**ASSIGNMENT:** If a line in the data contains "name", copy it out.
- - - - - - -
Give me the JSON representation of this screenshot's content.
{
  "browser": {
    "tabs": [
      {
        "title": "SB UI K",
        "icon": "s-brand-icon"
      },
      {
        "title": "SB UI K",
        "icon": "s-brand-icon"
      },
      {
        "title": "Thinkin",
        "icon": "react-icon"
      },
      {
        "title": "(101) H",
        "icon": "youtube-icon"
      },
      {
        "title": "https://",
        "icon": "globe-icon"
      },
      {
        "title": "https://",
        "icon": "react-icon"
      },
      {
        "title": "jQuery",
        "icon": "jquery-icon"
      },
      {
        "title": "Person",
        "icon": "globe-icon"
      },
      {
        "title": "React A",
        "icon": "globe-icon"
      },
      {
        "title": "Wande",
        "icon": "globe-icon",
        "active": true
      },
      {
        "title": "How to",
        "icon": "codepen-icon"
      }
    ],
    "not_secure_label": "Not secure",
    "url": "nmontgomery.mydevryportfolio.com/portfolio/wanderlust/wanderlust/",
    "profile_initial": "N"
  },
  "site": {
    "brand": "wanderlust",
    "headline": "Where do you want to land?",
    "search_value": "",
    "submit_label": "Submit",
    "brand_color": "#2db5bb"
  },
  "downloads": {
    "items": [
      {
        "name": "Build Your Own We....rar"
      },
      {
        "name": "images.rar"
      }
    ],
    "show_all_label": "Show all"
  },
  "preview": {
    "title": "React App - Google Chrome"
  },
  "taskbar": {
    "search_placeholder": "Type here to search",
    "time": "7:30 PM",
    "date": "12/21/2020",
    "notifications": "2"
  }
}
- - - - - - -
**RESPONSE AREA:**
        "name": "Build Your Own We....rar"
        "name": "images.rar"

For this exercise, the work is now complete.